What is required.
Copy out all the lines of the data that hold the word "Properties".

Records for processing.
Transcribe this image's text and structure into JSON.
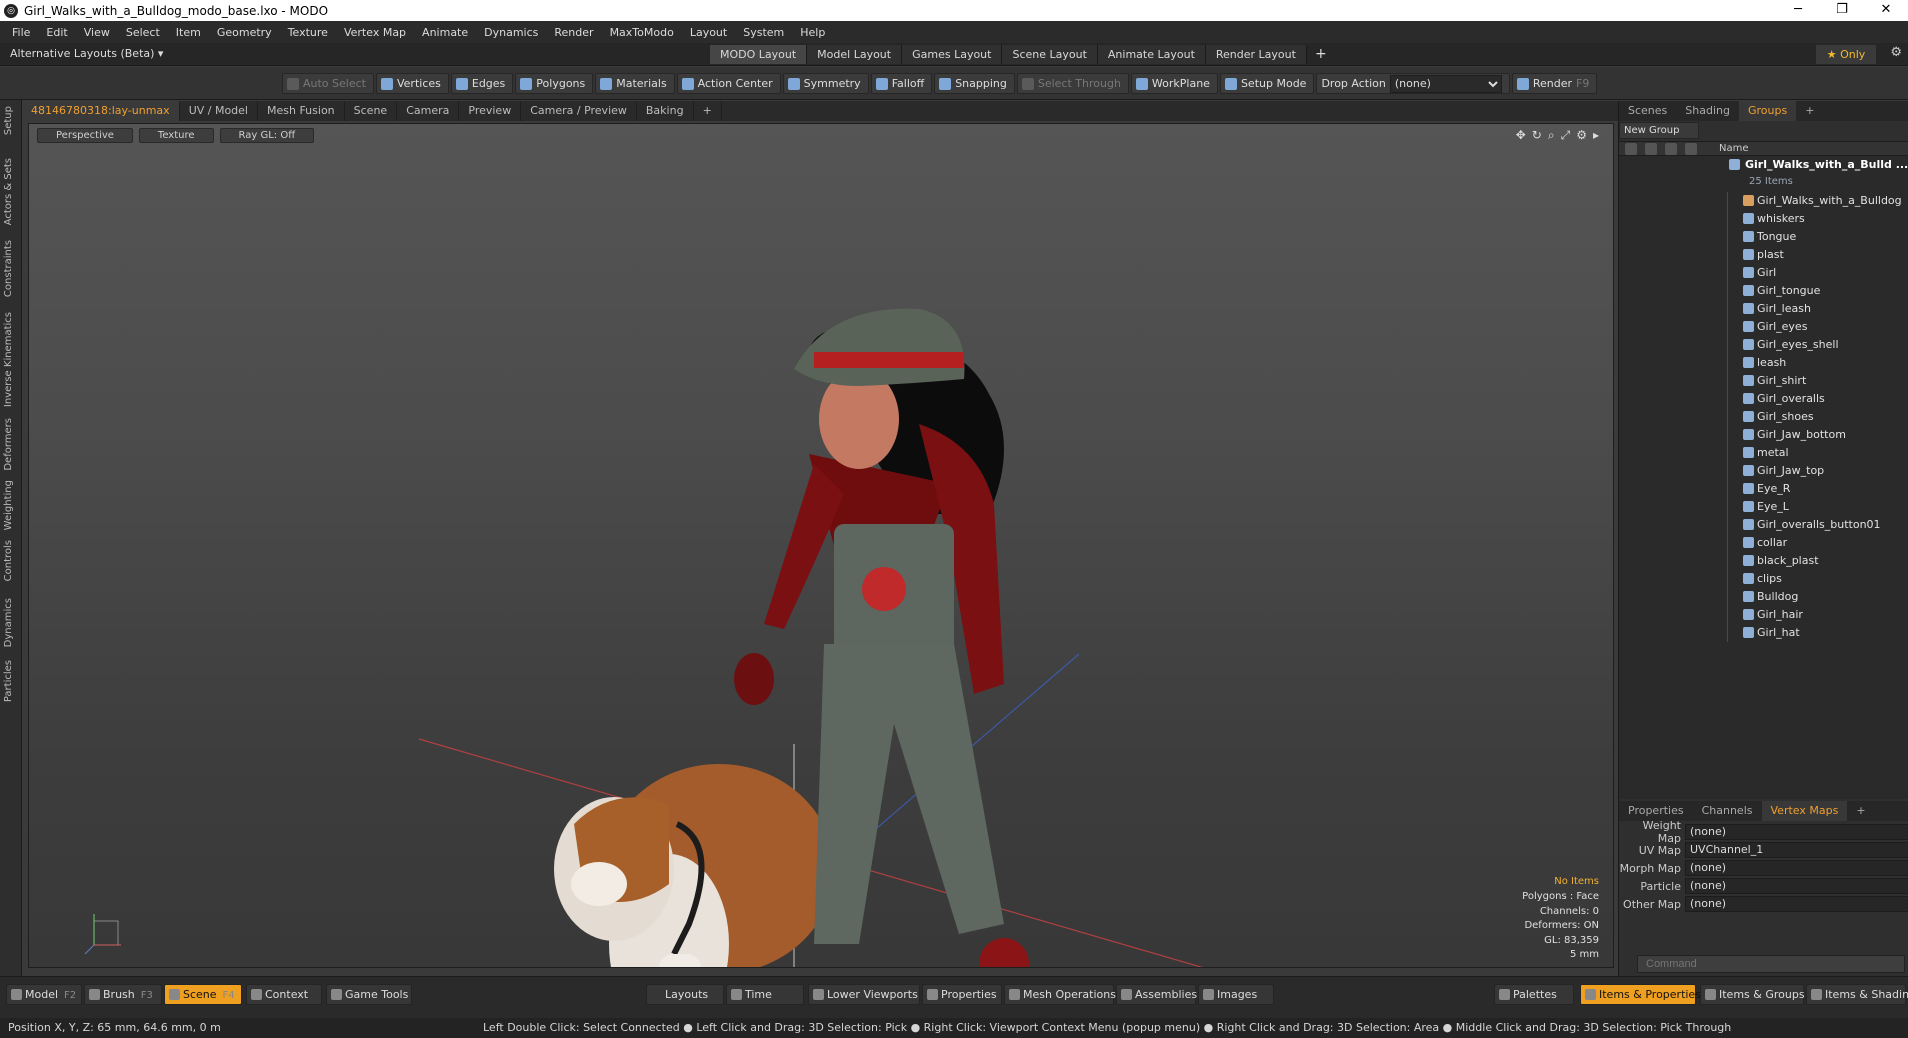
{
  "window": {
    "title": "Girl_Walks_with_a_Bulldog_modo_base.lxo - MODO"
  },
  "menu": [
    "File",
    "Edit",
    "View",
    "Select",
    "Item",
    "Geometry",
    "Texture",
    "Vertex Map",
    "Animate",
    "Dynamics",
    "Render",
    "MaxToModo",
    "Layout",
    "System",
    "Help"
  ],
  "layoutbar": {
    "alt_layouts": "Alternative Layouts (Beta) ▾",
    "tabs": [
      "MODO Layout",
      "Model Layout",
      "Games Layout",
      "Scene Layout",
      "Animate Layout",
      "Render Layout"
    ],
    "only": "★  Only"
  },
  "toolbar": {
    "auto_select": "Auto Select",
    "vertices": "Vertices",
    "edges": "Edges",
    "polygons": "Polygons",
    "materials": "Materials",
    "action_center": "Action Center",
    "symmetry": "Symmetry",
    "falloff": "Falloff",
    "snapping": "Snapping",
    "select_through": "Select Through",
    "workplane": "WorkPlane",
    "setup_mode": "Setup Mode",
    "drop_action": "Drop Action",
    "drop_value": "(none)",
    "render": "Render",
    "render_key": "F9"
  },
  "left_tabs": [
    "Setup",
    "Actors & Sets",
    "Constraints",
    "Inverse Kinematics",
    "Deformers",
    "Weighting",
    "Controls",
    "Dynamics",
    "Particles"
  ],
  "viewport_tabs": [
    "48146780318:lay-unmax",
    "UV / Model",
    "Mesh Fusion",
    "Scene",
    "Camera",
    "Preview",
    "Camera / Preview",
    "Baking"
  ],
  "viewport": {
    "view": "Perspective",
    "shading": "Texture",
    "raygl": "Ray GL: Off",
    "stats": {
      "no_items": "No Items",
      "polygons": "Polygons : Face",
      "channels": "Channels: 0",
      "deformers": "Deformers: ON",
      "gl": "GL: 83,359",
      "scale": "5 mm"
    }
  },
  "right_panel": {
    "top_tabs": [
      "Scenes",
      "Shading",
      "Groups"
    ],
    "new_group": "New Group",
    "name_header": "Name",
    "group_title": "Girl_Walks_with_a_Bulld ...",
    "group_count": "25 Items",
    "items": [
      "Girl_Walks_with_a_Bulldog",
      "whiskers",
      "Tongue",
      "plast",
      "Girl",
      "Girl_tongue",
      "Girl_leash",
      "Girl_eyes",
      "Girl_eyes_shell",
      "leash",
      "Girl_shirt",
      "Girl_overalls",
      "Girl_shoes",
      "Girl_Jaw_bottom",
      "metal",
      "Girl_Jaw_top",
      "Eye_R",
      "Eye_L",
      "Girl_overalls_button01",
      "collar",
      "black_plast",
      "clips",
      "Bulldog",
      "Girl_hair",
      "Girl_hat"
    ],
    "bottom_tabs": [
      "Properties",
      "Channels",
      "Vertex Maps"
    ],
    "vertex_maps": [
      {
        "k": "Weight Map",
        "v": "(none)"
      },
      {
        "k": "UV Map",
        "v": "UVChannel_1"
      },
      {
        "k": "Morph Map",
        "v": "(none)"
      },
      {
        "k": "Particle",
        "v": "(none)"
      },
      {
        "k": "Other Map",
        "v": "(none)"
      }
    ],
    "command_placeholder": "Command"
  },
  "bottom": {
    "model": "Model",
    "model_key": "F2",
    "brush": "Brush",
    "brush_key": "F3",
    "scene": "Scene",
    "scene_key": "F4",
    "context": "Context",
    "game_tools": "Game Tools",
    "layouts": "Layouts",
    "time": "Time",
    "lower_viewports": "Lower Viewports",
    "properties": "Properties",
    "mesh_operations": "Mesh Operations",
    "assemblies": "Assemblies",
    "images": "Images",
    "palettes": "Palettes",
    "items_properties": "Items & Properties",
    "items_groups": "Items & Groups",
    "items_shading": "Items & Shading"
  },
  "status": {
    "position": "Position X, Y, Z:  65 mm, 64.6 mm, 0 m",
    "hint": "Left Double Click: Select Connected ● Left Click and Drag: 3D Selection: Pick ● Right Click: Viewport Context Menu (popup menu) ● Right Click and Drag: 3D Selection: Area ● Middle Click and Drag: 3D Selection: Pick Through"
  },
  "colors": {
    "accent": "#f0a020",
    "viewport_top": "#555555",
    "viewport_bottom": "#383838"
  }
}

Response area.
      "Properties",
    "properties": "Properties",
    "items_properties": "Items & Properties",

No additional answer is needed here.